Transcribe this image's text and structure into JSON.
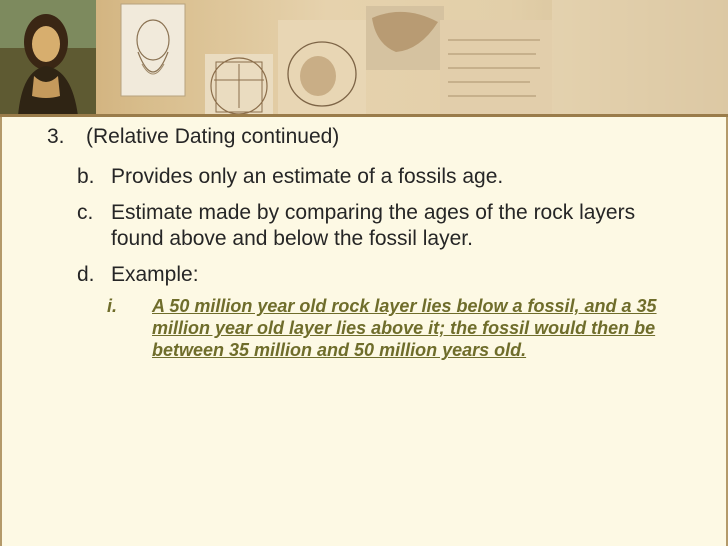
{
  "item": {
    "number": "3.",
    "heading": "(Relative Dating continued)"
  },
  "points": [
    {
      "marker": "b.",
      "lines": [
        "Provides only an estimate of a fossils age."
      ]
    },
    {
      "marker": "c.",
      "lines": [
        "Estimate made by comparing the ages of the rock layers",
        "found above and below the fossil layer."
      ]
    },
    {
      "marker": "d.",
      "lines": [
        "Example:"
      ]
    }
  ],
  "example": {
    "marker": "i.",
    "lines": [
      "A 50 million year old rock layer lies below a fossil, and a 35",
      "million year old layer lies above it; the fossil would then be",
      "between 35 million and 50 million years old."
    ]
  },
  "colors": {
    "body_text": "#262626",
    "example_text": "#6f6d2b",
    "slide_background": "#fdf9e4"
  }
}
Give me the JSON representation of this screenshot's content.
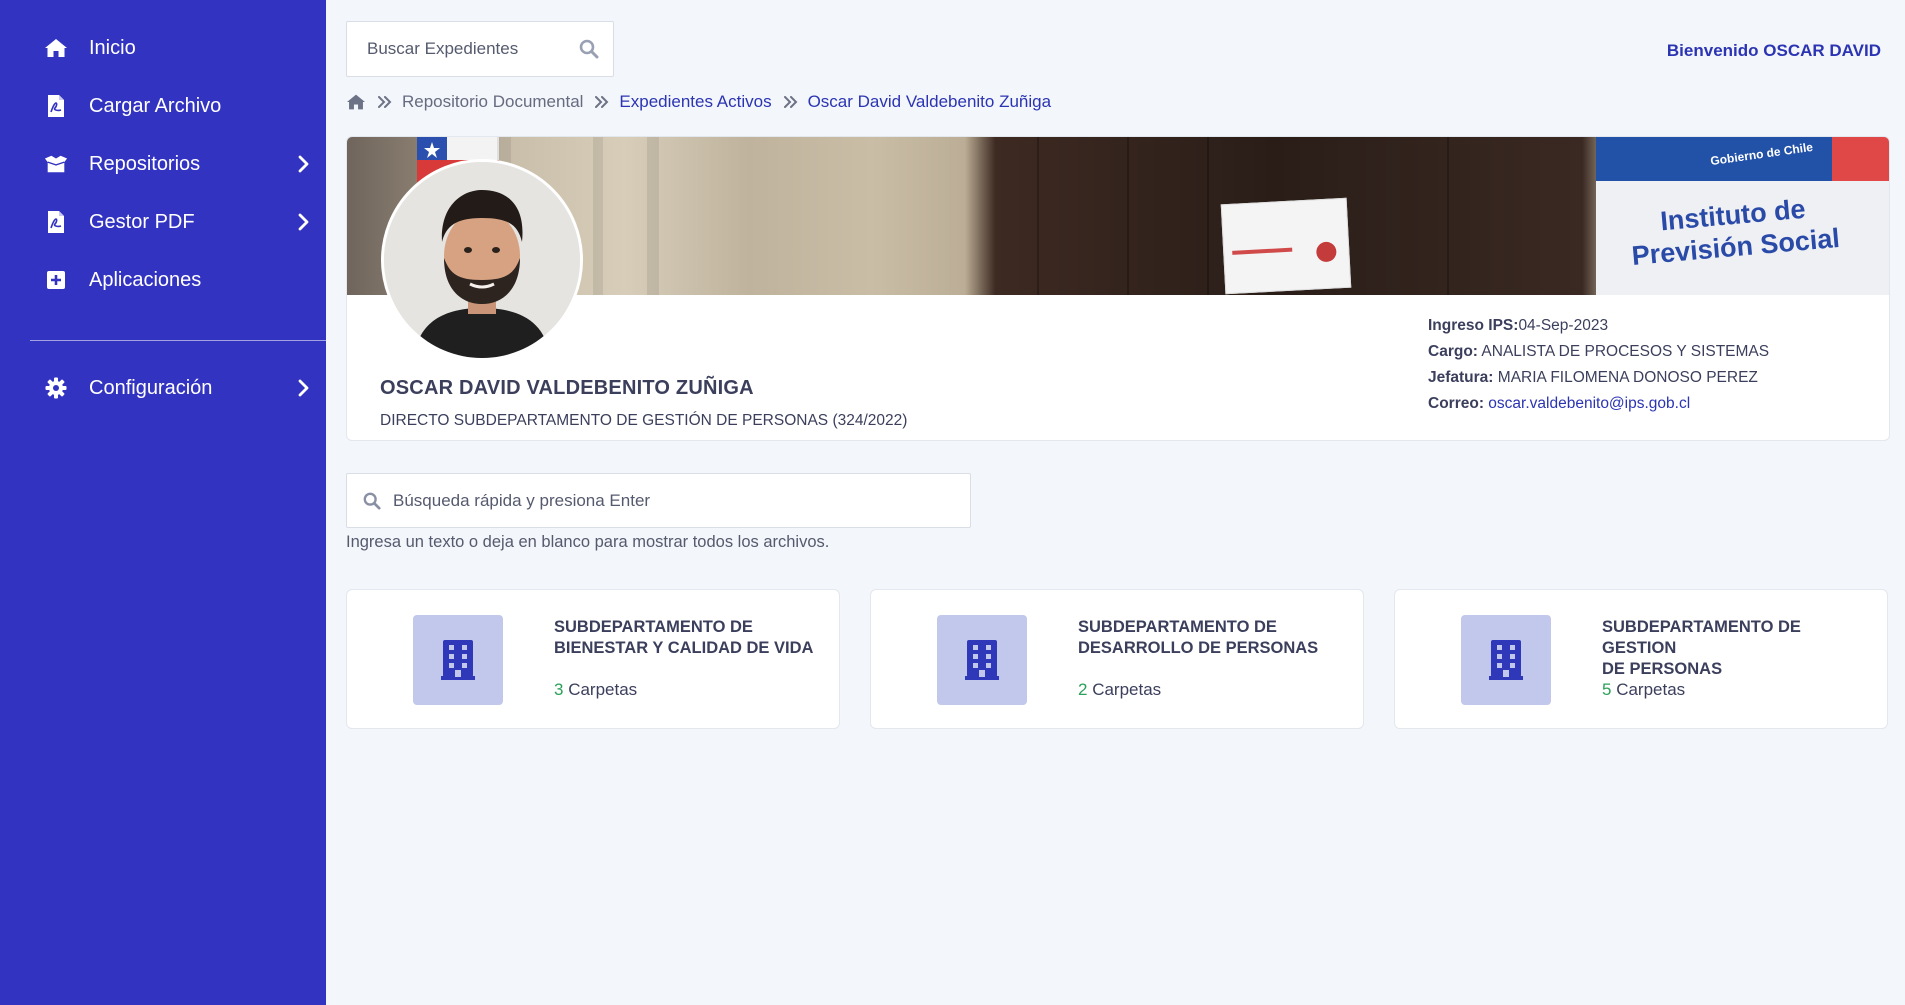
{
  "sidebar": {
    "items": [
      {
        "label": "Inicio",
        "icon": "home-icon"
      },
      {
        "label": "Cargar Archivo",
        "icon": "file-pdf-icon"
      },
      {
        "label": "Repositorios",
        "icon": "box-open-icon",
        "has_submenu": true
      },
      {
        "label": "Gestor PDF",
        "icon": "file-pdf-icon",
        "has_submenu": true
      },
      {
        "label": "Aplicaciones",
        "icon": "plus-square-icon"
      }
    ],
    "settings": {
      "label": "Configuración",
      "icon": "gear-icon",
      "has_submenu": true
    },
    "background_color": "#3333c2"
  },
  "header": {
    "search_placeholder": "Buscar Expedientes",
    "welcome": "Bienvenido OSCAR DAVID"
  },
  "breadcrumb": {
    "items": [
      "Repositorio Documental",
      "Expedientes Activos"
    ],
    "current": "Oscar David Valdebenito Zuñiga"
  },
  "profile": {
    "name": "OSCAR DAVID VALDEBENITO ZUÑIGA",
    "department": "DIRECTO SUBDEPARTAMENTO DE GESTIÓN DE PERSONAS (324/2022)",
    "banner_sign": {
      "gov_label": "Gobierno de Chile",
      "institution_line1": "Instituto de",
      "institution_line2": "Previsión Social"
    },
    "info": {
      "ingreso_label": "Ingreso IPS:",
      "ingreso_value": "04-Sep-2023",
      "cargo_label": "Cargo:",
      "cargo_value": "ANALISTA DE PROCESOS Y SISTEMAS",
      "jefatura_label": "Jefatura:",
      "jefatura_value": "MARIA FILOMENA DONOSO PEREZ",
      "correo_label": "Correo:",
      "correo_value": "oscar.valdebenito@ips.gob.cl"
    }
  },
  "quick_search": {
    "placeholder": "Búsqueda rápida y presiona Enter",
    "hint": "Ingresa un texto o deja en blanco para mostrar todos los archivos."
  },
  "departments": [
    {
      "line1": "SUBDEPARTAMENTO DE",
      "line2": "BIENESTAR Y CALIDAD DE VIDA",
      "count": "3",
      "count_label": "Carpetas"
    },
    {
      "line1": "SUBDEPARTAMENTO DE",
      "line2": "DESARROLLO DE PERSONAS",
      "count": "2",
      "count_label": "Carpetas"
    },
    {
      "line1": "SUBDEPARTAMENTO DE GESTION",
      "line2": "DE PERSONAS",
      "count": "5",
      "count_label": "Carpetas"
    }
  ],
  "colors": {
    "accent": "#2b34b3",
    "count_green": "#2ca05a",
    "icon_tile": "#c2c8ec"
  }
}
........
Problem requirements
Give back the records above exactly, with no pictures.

Reply to the task
Transcribe this image's text and structure into JSON.
{
  "item": {
    "number": "3.",
    "heading": "(Relative Dating continued)"
  },
  "points": [
    {
      "marker": "b.",
      "lines": [
        "Provides only an estimate of a fossils age."
      ]
    },
    {
      "marker": "c.",
      "lines": [
        "Estimate made by comparing the ages of the rock layers",
        "found above and below the fossil layer."
      ]
    },
    {
      "marker": "d.",
      "lines": [
        "Example:"
      ]
    }
  ],
  "example": {
    "marker": "i.",
    "lines": [
      "A 50 million year old rock layer lies below a fossil, and a 35",
      "million year old layer lies above it; the fossil would then be",
      "between 35 million and 50 million years old."
    ]
  },
  "colors": {
    "body_text": "#262626",
    "example_text": "#6f6d2b",
    "slide_background": "#fdf9e4"
  }
}
Give me the JSON representation of this screenshot's content.
{
  "sidebar": {
    "items": [
      {
        "label": "Inicio",
        "icon": "home-icon"
      },
      {
        "label": "Cargar Archivo",
        "icon": "file-pdf-icon"
      },
      {
        "label": "Repositorios",
        "icon": "box-open-icon",
        "has_submenu": true
      },
      {
        "label": "Gestor PDF",
        "icon": "file-pdf-icon",
        "has_submenu": true
      },
      {
        "label": "Aplicaciones",
        "icon": "plus-square-icon"
      }
    ],
    "settings": {
      "label": "Configuración",
      "icon": "gear-icon",
      "has_submenu": true
    },
    "background_color": "#3333c2"
  },
  "header": {
    "search_placeholder": "Buscar Expedientes",
    "welcome": "Bienvenido OSCAR DAVID"
  },
  "breadcrumb": {
    "items": [
      "Repositorio Documental",
      "Expedientes Activos"
    ],
    "current": "Oscar David Valdebenito Zuñiga"
  },
  "profile": {
    "name": "OSCAR DAVID VALDEBENITO ZUÑIGA",
    "department": "DIRECTO SUBDEPARTAMENTO DE GESTIÓN DE PERSONAS (324/2022)",
    "banner_sign": {
      "gov_label": "Gobierno de Chile",
      "institution_line1": "Instituto de",
      "institution_line2": "Previsión Social"
    },
    "info": {
      "ingreso_label": "Ingreso IPS:",
      "ingreso_value": "04-Sep-2023",
      "cargo_label": "Cargo:",
      "cargo_value": "ANALISTA DE PROCESOS Y SISTEMAS",
      "jefatura_label": "Jefatura:",
      "jefatura_value": "MARIA FILOMENA DONOSO PEREZ",
      "correo_label": "Correo:",
      "correo_value": "oscar.valdebenito@ips.gob.cl"
    }
  },
  "quick_search": {
    "placeholder": "Búsqueda rápida y presiona Enter",
    "hint": "Ingresa un texto o deja en blanco para mostrar todos los archivos."
  },
  "departments": [
    {
      "line1": "SUBDEPARTAMENTO DE",
      "line2": "BIENESTAR Y CALIDAD DE VIDA",
      "count": "3",
      "count_label": "Carpetas"
    },
    {
      "line1": "SUBDEPARTAMENTO DE",
      "line2": "DESARROLLO DE PERSONAS",
      "count": "2",
      "count_label": "Carpetas"
    },
    {
      "line1": "SUBDEPARTAMENTO DE GESTION",
      "line2": "DE PERSONAS",
      "count": "5",
      "count_label": "Carpetas"
    }
  ],
  "colors": {
    "accent": "#2b34b3",
    "count_green": "#2ca05a",
    "icon_tile": "#c2c8ec"
  }
}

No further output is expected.